(Data about app and page elements)

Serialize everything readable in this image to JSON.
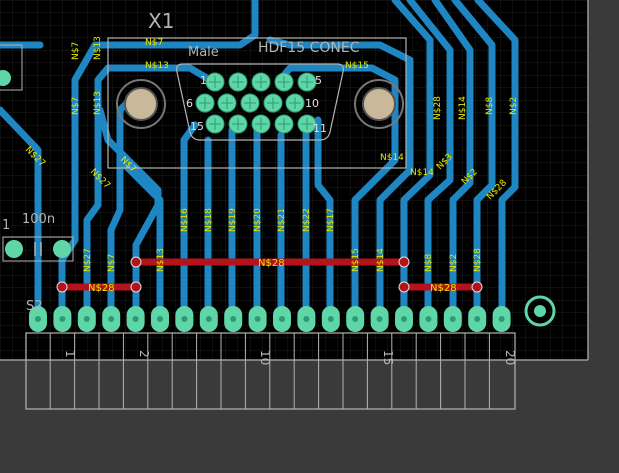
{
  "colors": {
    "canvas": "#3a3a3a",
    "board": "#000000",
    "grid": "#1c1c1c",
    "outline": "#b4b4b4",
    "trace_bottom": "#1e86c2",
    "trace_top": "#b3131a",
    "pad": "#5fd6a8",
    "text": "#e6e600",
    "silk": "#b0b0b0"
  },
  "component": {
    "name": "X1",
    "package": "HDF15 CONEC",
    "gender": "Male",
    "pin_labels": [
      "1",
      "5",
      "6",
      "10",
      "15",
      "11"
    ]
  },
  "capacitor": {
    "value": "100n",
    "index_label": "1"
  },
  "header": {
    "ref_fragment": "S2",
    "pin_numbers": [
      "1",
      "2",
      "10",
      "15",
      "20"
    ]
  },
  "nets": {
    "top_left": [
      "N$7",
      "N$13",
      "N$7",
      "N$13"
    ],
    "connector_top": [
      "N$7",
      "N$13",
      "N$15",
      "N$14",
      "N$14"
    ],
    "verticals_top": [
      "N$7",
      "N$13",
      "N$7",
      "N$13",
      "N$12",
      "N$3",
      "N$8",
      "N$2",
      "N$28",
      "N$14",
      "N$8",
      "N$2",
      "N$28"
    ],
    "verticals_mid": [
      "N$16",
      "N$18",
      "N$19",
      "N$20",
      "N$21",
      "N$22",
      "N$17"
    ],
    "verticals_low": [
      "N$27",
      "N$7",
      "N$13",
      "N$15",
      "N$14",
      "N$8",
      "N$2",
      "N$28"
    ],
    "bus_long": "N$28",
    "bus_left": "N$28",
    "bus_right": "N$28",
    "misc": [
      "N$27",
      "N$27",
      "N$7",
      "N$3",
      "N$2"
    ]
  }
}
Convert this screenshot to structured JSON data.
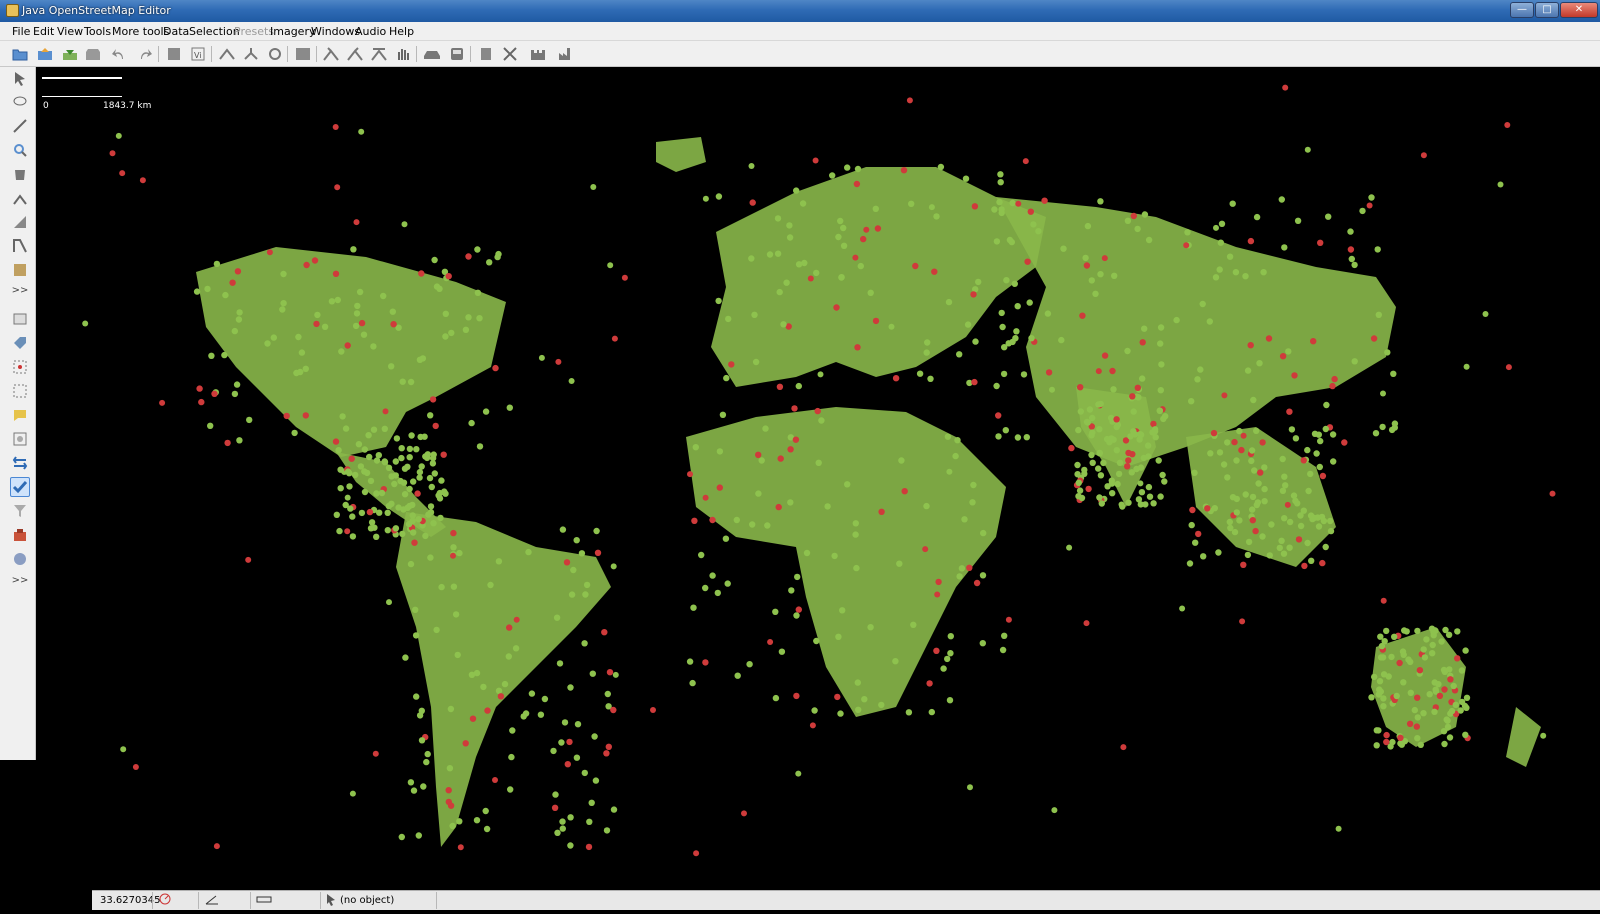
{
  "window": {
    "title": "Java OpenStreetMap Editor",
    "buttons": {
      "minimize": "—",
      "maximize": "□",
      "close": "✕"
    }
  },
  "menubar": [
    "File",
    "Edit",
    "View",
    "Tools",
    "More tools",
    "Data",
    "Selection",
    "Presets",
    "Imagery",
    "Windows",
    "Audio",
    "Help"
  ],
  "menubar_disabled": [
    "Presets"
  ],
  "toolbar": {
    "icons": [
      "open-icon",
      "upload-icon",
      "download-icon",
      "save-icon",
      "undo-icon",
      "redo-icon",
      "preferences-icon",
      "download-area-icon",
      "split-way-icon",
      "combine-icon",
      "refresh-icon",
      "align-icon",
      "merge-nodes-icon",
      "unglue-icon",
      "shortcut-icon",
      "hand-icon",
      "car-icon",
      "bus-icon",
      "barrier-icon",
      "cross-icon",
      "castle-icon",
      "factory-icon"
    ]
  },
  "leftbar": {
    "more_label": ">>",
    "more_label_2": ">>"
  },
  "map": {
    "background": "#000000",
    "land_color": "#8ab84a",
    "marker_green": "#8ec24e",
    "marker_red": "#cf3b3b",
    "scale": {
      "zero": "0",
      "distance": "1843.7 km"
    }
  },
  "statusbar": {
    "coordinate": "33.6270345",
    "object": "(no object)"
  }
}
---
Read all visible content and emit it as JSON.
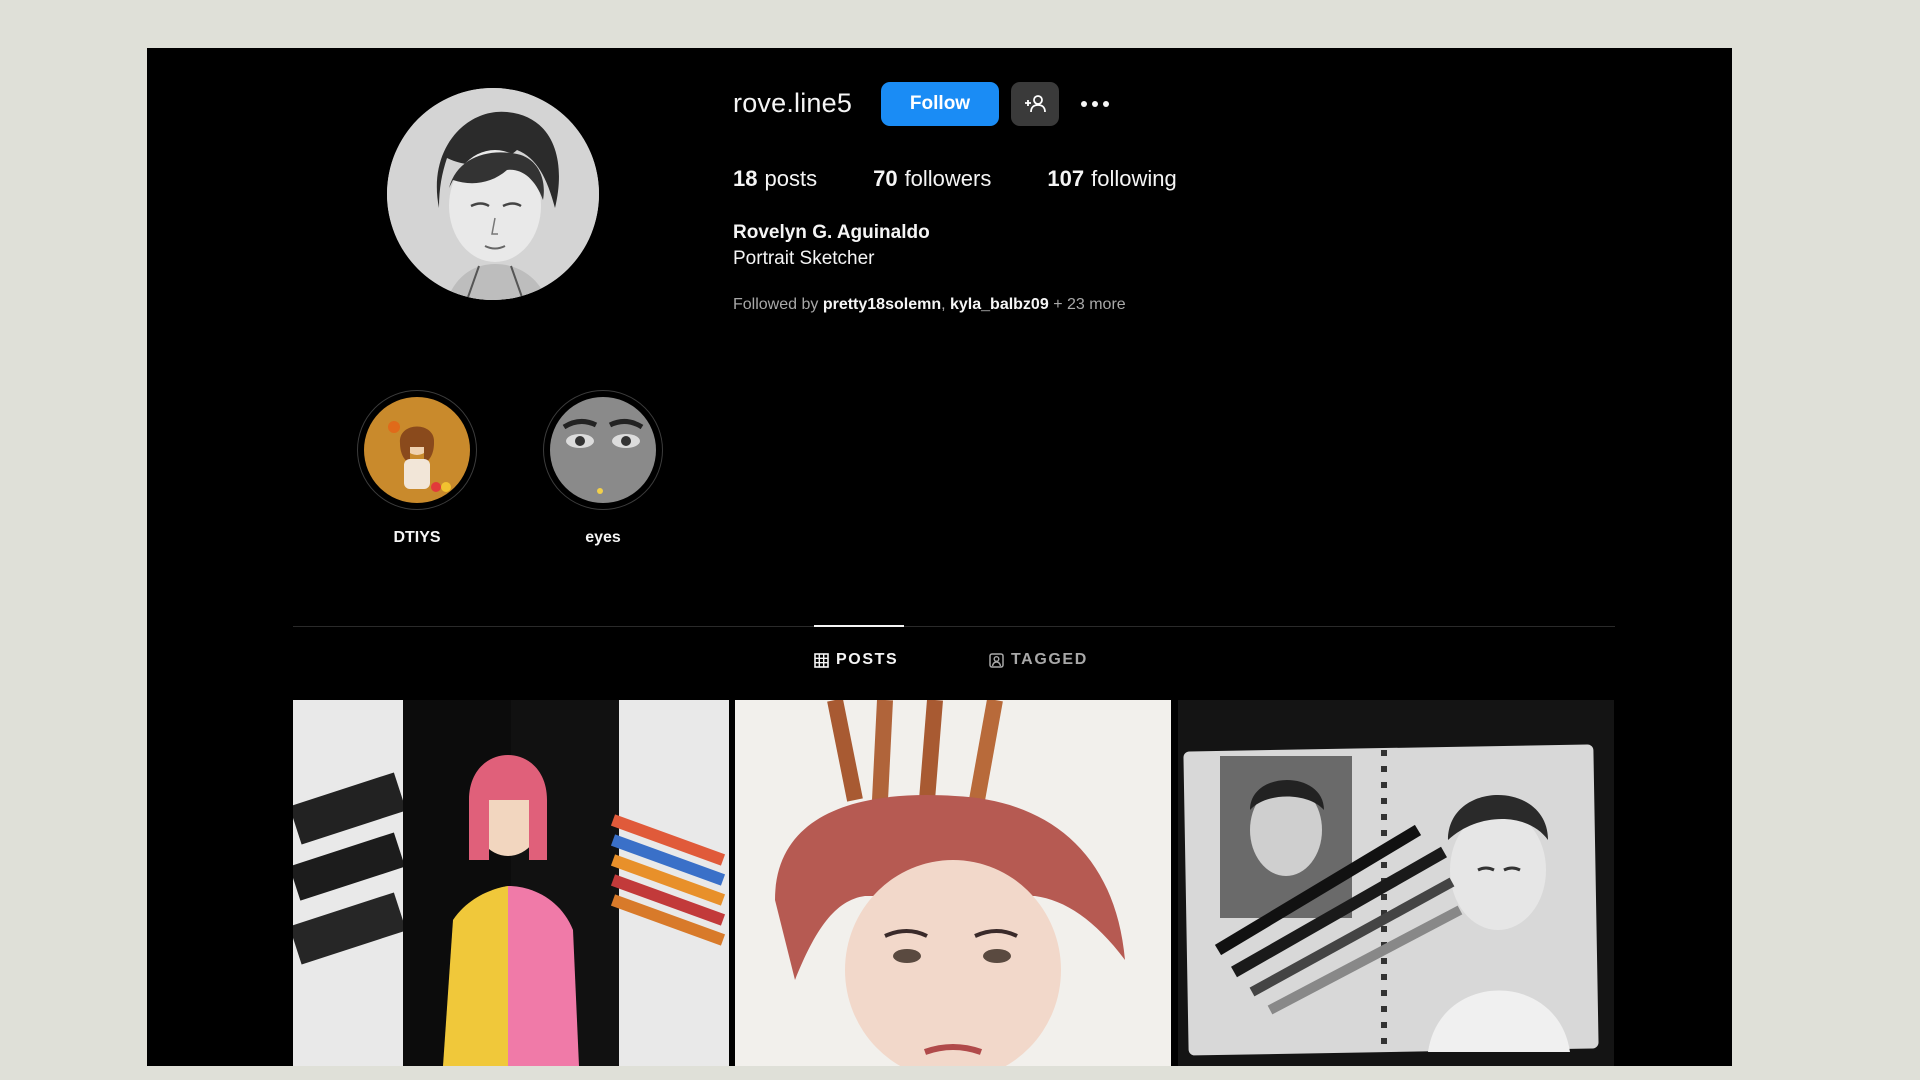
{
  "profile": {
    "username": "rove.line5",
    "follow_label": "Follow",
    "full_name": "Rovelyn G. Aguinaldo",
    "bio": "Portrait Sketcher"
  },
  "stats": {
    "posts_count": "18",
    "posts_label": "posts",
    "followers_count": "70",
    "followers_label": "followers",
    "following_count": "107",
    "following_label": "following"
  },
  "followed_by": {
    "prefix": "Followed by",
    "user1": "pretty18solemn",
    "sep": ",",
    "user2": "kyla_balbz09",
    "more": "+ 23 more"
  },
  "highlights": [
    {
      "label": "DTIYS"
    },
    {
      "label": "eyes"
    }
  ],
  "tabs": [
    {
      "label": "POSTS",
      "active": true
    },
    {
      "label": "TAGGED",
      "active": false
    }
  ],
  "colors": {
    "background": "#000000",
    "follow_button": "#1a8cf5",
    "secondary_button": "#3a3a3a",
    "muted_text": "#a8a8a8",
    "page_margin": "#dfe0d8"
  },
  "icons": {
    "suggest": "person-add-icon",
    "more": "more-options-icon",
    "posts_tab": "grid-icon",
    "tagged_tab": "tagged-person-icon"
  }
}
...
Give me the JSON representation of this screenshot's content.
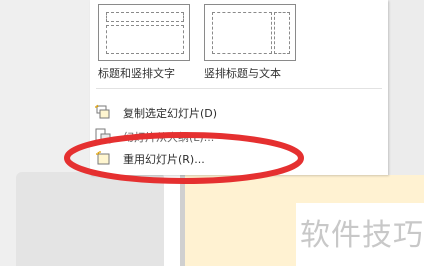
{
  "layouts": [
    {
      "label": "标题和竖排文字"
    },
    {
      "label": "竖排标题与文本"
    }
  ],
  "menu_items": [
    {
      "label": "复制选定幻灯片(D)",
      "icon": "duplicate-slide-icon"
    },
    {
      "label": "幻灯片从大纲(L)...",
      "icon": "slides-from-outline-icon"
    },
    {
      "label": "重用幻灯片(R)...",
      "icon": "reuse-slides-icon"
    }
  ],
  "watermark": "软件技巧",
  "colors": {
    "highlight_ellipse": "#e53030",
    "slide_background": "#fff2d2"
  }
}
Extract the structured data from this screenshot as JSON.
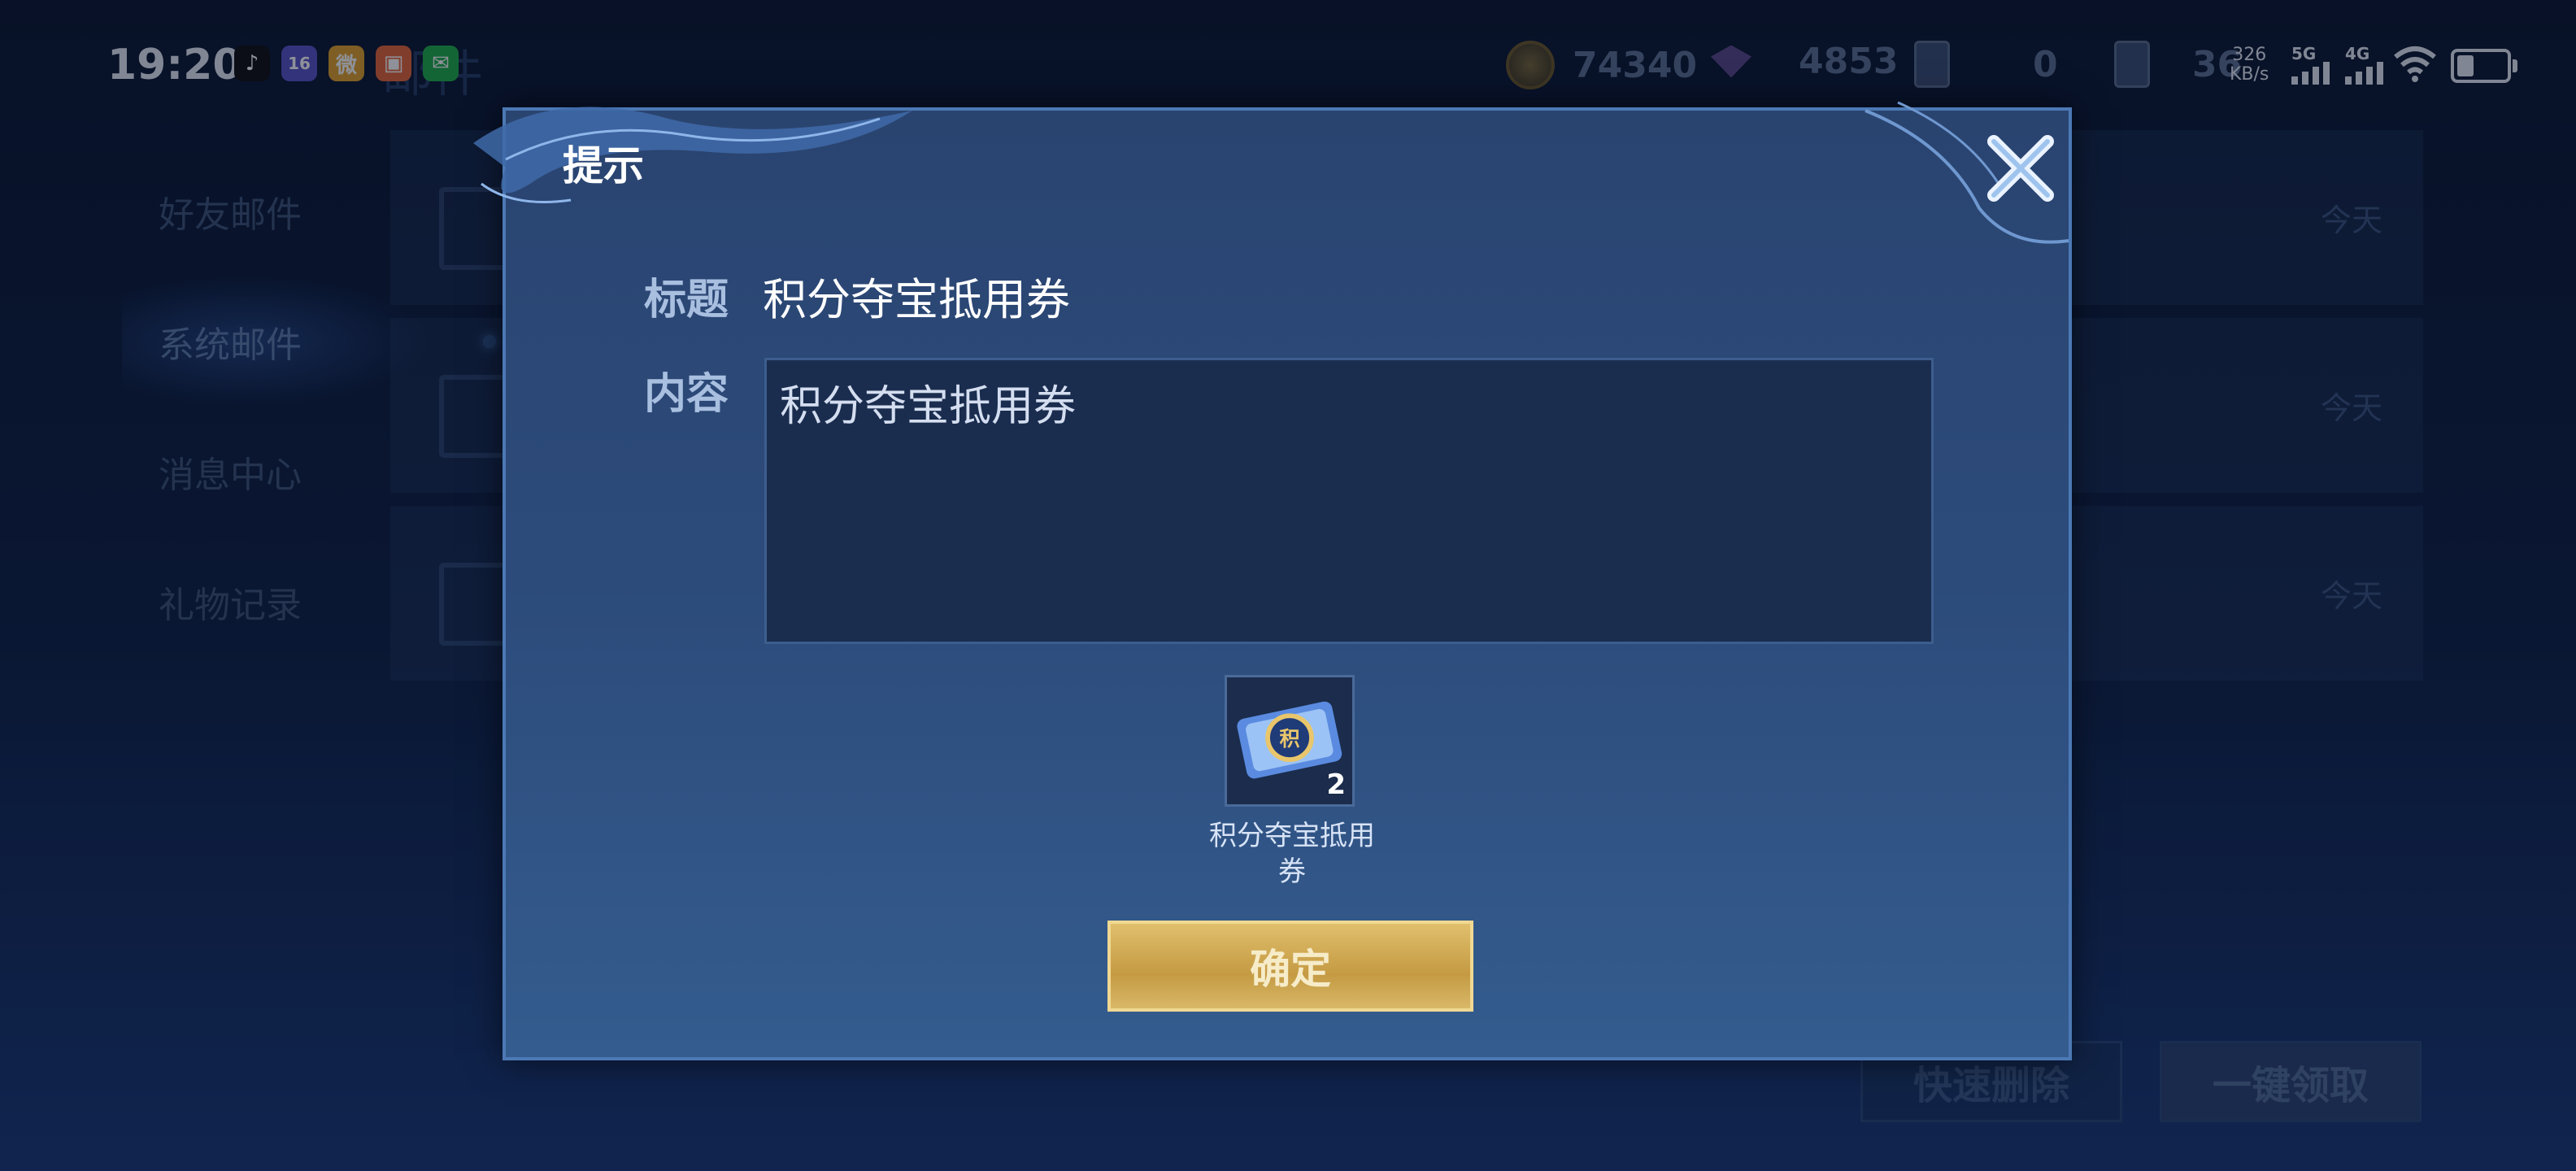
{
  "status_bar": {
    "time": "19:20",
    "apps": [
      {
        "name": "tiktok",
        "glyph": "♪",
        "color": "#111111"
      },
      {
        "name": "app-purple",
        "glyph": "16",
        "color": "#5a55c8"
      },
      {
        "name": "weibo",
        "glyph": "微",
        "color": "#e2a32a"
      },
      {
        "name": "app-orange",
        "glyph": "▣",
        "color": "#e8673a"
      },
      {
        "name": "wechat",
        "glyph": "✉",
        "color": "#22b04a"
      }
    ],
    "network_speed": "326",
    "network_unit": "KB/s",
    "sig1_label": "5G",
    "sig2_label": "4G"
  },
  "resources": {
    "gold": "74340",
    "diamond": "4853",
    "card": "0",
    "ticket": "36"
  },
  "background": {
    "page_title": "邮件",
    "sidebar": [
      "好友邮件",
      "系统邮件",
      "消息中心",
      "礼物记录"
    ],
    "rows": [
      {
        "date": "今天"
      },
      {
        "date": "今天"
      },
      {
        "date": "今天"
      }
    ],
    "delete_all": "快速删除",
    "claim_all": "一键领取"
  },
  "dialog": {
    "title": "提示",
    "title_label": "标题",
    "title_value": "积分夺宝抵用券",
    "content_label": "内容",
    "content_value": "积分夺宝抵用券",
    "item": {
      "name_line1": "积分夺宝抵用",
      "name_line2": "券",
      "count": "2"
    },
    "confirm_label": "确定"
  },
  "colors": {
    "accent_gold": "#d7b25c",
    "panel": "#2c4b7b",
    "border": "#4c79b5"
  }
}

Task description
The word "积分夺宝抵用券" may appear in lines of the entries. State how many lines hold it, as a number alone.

Result of this exercise
2